#### RECORDS FOR THE EXERCISE ####

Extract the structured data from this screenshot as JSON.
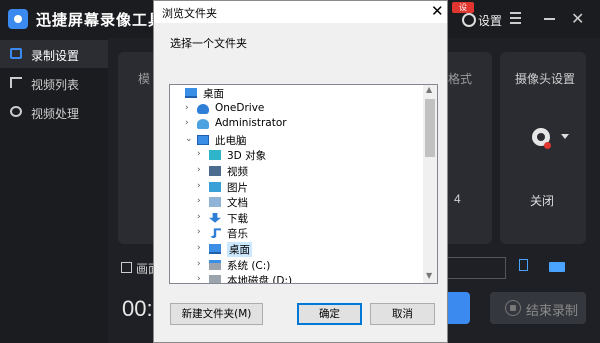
{
  "app": {
    "title": "迅捷屏幕录像工具",
    "vip_badge": "设",
    "settings_label": "设置"
  },
  "sidebar": {
    "items": [
      {
        "label": "录制设置",
        "active": true
      },
      {
        "label": "视频列表",
        "active": false
      },
      {
        "label": "视频处理",
        "active": false
      }
    ]
  },
  "main": {
    "card_peek_left": "模",
    "card_peek_format": "格式",
    "camera_label": "摄像头设置",
    "camera_value": "关闭",
    "peek_left_val": "4",
    "peek_row_label": "画面",
    "timer_peek": "00:",
    "stop_label": "结束录制"
  },
  "dialog": {
    "title": "浏览文件夹",
    "prompt": "选择一个文件夹",
    "tree": [
      {
        "label": "桌面",
        "indent": 0,
        "chevron": "",
        "icon": "desktop-icon",
        "selected": false
      },
      {
        "label": "OneDrive",
        "indent": 1,
        "chevron": "›",
        "icon": "cloud-icon",
        "selected": false
      },
      {
        "label": "Administrator",
        "indent": 1,
        "chevron": "›",
        "icon": "user-icon",
        "selected": false
      },
      {
        "label": "此电脑",
        "indent": 1,
        "chevron": "⌄",
        "icon": "computer-icon",
        "selected": false
      },
      {
        "label": "3D 对象",
        "indent": 2,
        "chevron": "›",
        "icon": "3d-objects-icon",
        "selected": false
      },
      {
        "label": "视频",
        "indent": 2,
        "chevron": "›",
        "icon": "video-icon",
        "selected": false
      },
      {
        "label": "图片",
        "indent": 2,
        "chevron": "›",
        "icon": "pictures-icon",
        "selected": false
      },
      {
        "label": "文档",
        "indent": 2,
        "chevron": "›",
        "icon": "documents-icon",
        "selected": false
      },
      {
        "label": "下载",
        "indent": 2,
        "chevron": "›",
        "icon": "download-icon",
        "selected": false
      },
      {
        "label": "音乐",
        "indent": 2,
        "chevron": "›",
        "icon": "music-icon",
        "selected": false
      },
      {
        "label": "桌面",
        "indent": 2,
        "chevron": "›",
        "icon": "desktop-icon",
        "selected": true
      },
      {
        "label": "系统 (C:)",
        "indent": 2,
        "chevron": "›",
        "icon": "system-drive-icon",
        "selected": false
      },
      {
        "label": "本地磁盘 (D:)",
        "indent": 2,
        "chevron": "›",
        "icon": "local-disk-icon",
        "selected": false
      }
    ],
    "buttons": {
      "new_folder": "新建文件夹(M)",
      "ok": "确定",
      "cancel": "取消"
    }
  },
  "colors": {
    "accent": "#3b8af0",
    "danger": "#e0362f",
    "app_bg": "#1f2025",
    "dialog_bg": "#f0f0f0",
    "selection": "#cce8ff"
  }
}
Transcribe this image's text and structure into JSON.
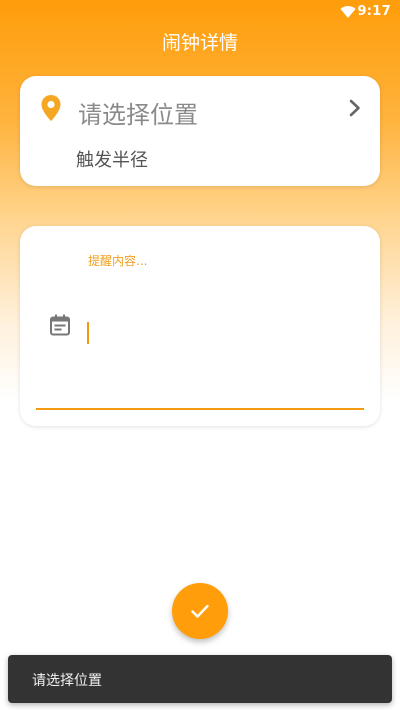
{
  "status_bar": {
    "time": "9:17",
    "wifi_icon": "wifi-icon"
  },
  "header": {
    "title": "闹钟详情"
  },
  "location_card": {
    "location_placeholder": "请选择位置",
    "radius_label": "触发半径",
    "icons": {
      "leading": "location-pin-icon",
      "trailing": "chevron-right-icon"
    }
  },
  "content_card": {
    "hint": "提醒内容...",
    "value": "",
    "icon": "calendar-note-icon"
  },
  "fab": {
    "icon": "check-icon"
  },
  "snackbar": {
    "message": "请选择位置"
  },
  "colors": {
    "accent": "#ff9d0a",
    "accent_line": "#f39a10",
    "snackbar_bg": "#333333",
    "placeholder_text": "#8a8a8a"
  }
}
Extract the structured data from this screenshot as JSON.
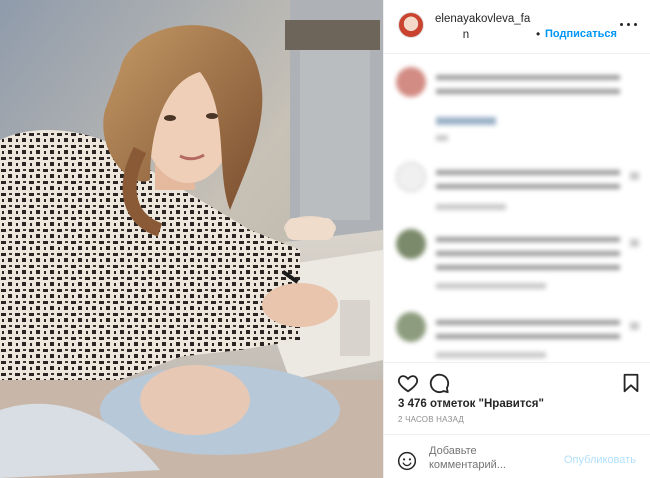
{
  "post": {
    "username": "elenayakovleva_fa",
    "username_tail": "n",
    "separator": "•",
    "follow_label": "Подписаться",
    "more_icon": "more-options-icon",
    "likes_text": "3 476 отметок \"Нравится\"",
    "time_text": "2 ЧАСОВ НАЗАД",
    "comment_placeholder": "Добавьте комментарий...",
    "publish_label": "Опубликовать"
  },
  "icons": {
    "like": "heart-icon",
    "comment": "comment-icon",
    "save": "bookmark-icon",
    "emoji": "emoji-icon"
  },
  "colors": {
    "accent": "#0095f6",
    "publish_disabled": "#b2dffc",
    "text": "#262626",
    "muted": "#8e8e8e"
  }
}
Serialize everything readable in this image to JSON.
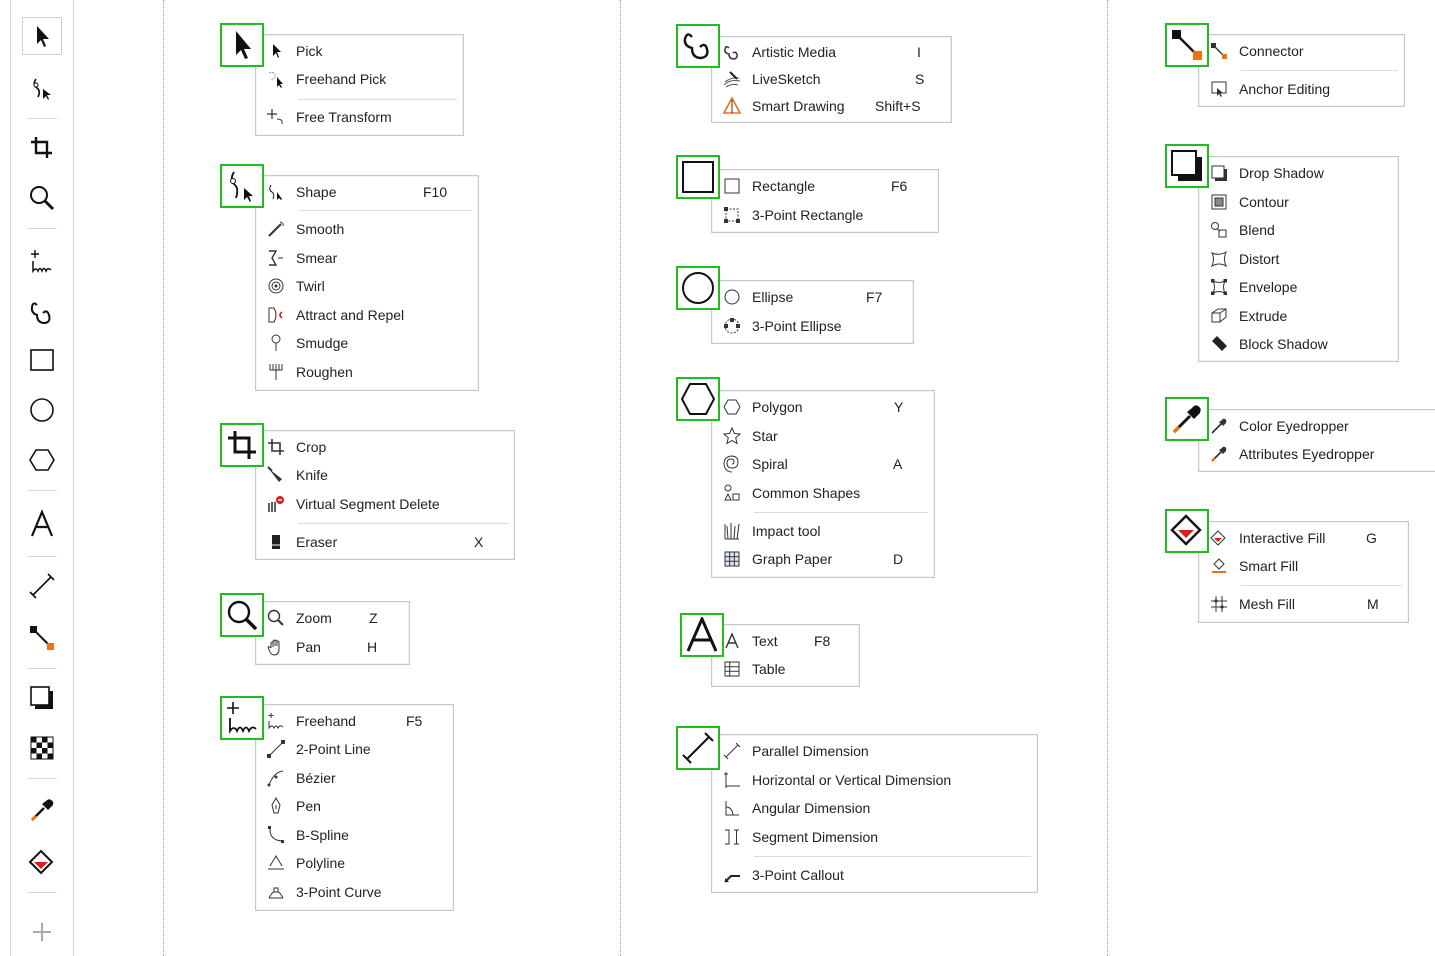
{
  "toolbar": {
    "tools": [
      {
        "icon": "pick-arrow-icon"
      },
      {
        "icon": "shape-tool-icon"
      },
      {
        "icon": "crop-tool-icon"
      },
      {
        "icon": "zoom-tool-icon"
      },
      {
        "icon": "freehand-tool-icon"
      },
      {
        "icon": "artistic-media-icon"
      },
      {
        "icon": "rectangle-tool-icon"
      },
      {
        "icon": "ellipse-tool-icon"
      },
      {
        "icon": "polygon-tool-icon"
      },
      {
        "icon": "text-tool-icon"
      },
      {
        "icon": "dimension-tool-icon"
      },
      {
        "icon": "connector-tool-icon"
      },
      {
        "icon": "drop-shadow-icon"
      },
      {
        "icon": "transparency-icon"
      },
      {
        "icon": "eyedropper-icon"
      },
      {
        "icon": "interactive-fill-icon"
      },
      {
        "icon": "add-tool-icon"
      }
    ]
  },
  "flyouts": {
    "pick": {
      "items": [
        {
          "label": "Pick",
          "key": ""
        },
        {
          "label": "Freehand Pick",
          "key": ""
        },
        {
          "label": "Free Transform",
          "key": ""
        }
      ]
    },
    "shape": {
      "items": [
        {
          "label": "Shape",
          "key": "F10"
        },
        {
          "label": "Smooth",
          "key": ""
        },
        {
          "label": "Smear",
          "key": ""
        },
        {
          "label": "Twirl",
          "key": ""
        },
        {
          "label": "Attract and Repel",
          "key": ""
        },
        {
          "label": "Smudge",
          "key": ""
        },
        {
          "label": "Roughen",
          "key": ""
        }
      ]
    },
    "crop": {
      "items": [
        {
          "label": "Crop",
          "key": ""
        },
        {
          "label": "Knife",
          "key": ""
        },
        {
          "label": "Virtual Segment Delete",
          "key": ""
        },
        {
          "label": "Eraser",
          "key": "X"
        }
      ]
    },
    "zoom": {
      "items": [
        {
          "label": "Zoom",
          "key": "Z"
        },
        {
          "label": "Pan",
          "key": "H"
        }
      ]
    },
    "curve": {
      "items": [
        {
          "label": "Freehand",
          "key": "F5"
        },
        {
          "label": "2-Point Line",
          "key": ""
        },
        {
          "label": "Bézier",
          "key": ""
        },
        {
          "label": "Pen",
          "key": ""
        },
        {
          "label": "B-Spline",
          "key": ""
        },
        {
          "label": "Polyline",
          "key": ""
        },
        {
          "label": "3-Point Curve",
          "key": ""
        }
      ]
    },
    "artistic": {
      "items": [
        {
          "label": "Artistic Media",
          "key": "I"
        },
        {
          "label": "LiveSketch",
          "key": "S"
        },
        {
          "label": "Smart Drawing",
          "key": "Shift+S"
        }
      ]
    },
    "rectangle": {
      "items": [
        {
          "label": "Rectangle",
          "key": "F6"
        },
        {
          "label": "3-Point Rectangle",
          "key": ""
        }
      ]
    },
    "ellipse": {
      "items": [
        {
          "label": "Ellipse",
          "key": "F7"
        },
        {
          "label": "3-Point Ellipse",
          "key": ""
        }
      ]
    },
    "polygon": {
      "items": [
        {
          "label": "Polygon",
          "key": "Y"
        },
        {
          "label": "Star",
          "key": ""
        },
        {
          "label": "Spiral",
          "key": "A"
        },
        {
          "label": "Common Shapes",
          "key": ""
        },
        {
          "label": "Impact tool",
          "key": ""
        },
        {
          "label": "Graph Paper",
          "key": "D"
        }
      ]
    },
    "text": {
      "items": [
        {
          "label": "Text",
          "key": "F8"
        },
        {
          "label": "Table",
          "key": ""
        }
      ]
    },
    "dimension": {
      "items": [
        {
          "label": "Parallel Dimension",
          "key": ""
        },
        {
          "label": "Horizontal or Vertical Dimension",
          "key": ""
        },
        {
          "label": "Angular Dimension",
          "key": ""
        },
        {
          "label": "Segment Dimension",
          "key": ""
        },
        {
          "label": "3-Point Callout",
          "key": ""
        }
      ]
    },
    "connector": {
      "items": [
        {
          "label": "Connector",
          "key": ""
        },
        {
          "label": "Anchor Editing",
          "key": ""
        }
      ]
    },
    "effects": {
      "items": [
        {
          "label": "Drop Shadow",
          "key": ""
        },
        {
          "label": "Contour",
          "key": ""
        },
        {
          "label": "Blend",
          "key": ""
        },
        {
          "label": "Distort",
          "key": ""
        },
        {
          "label": "Envelope",
          "key": ""
        },
        {
          "label": "Extrude",
          "key": ""
        },
        {
          "label": "Block Shadow",
          "key": ""
        }
      ]
    },
    "eyedropper": {
      "items": [
        {
          "label": "Color Eyedropper",
          "key": ""
        },
        {
          "label": "Attributes Eyedropper",
          "key": ""
        }
      ]
    },
    "fill": {
      "items": [
        {
          "label": "Interactive Fill",
          "key": "G"
        },
        {
          "label": "Smart Fill",
          "key": ""
        },
        {
          "label": "Mesh Fill",
          "key": "M"
        }
      ]
    }
  },
  "colors": {
    "highlight": "#1fbd1f",
    "accent_orange": "#e8731a",
    "accent_red": "#e01b1b"
  }
}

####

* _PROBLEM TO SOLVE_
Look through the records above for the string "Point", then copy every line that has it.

* _YOUR SOLUTION_
          "label": "2-Point Line",
          "label": "3-Point Curve",
          "label": "3-Point Rectangle",
          "label": "3-Point Ellipse",
          "label": "3-Point Callout",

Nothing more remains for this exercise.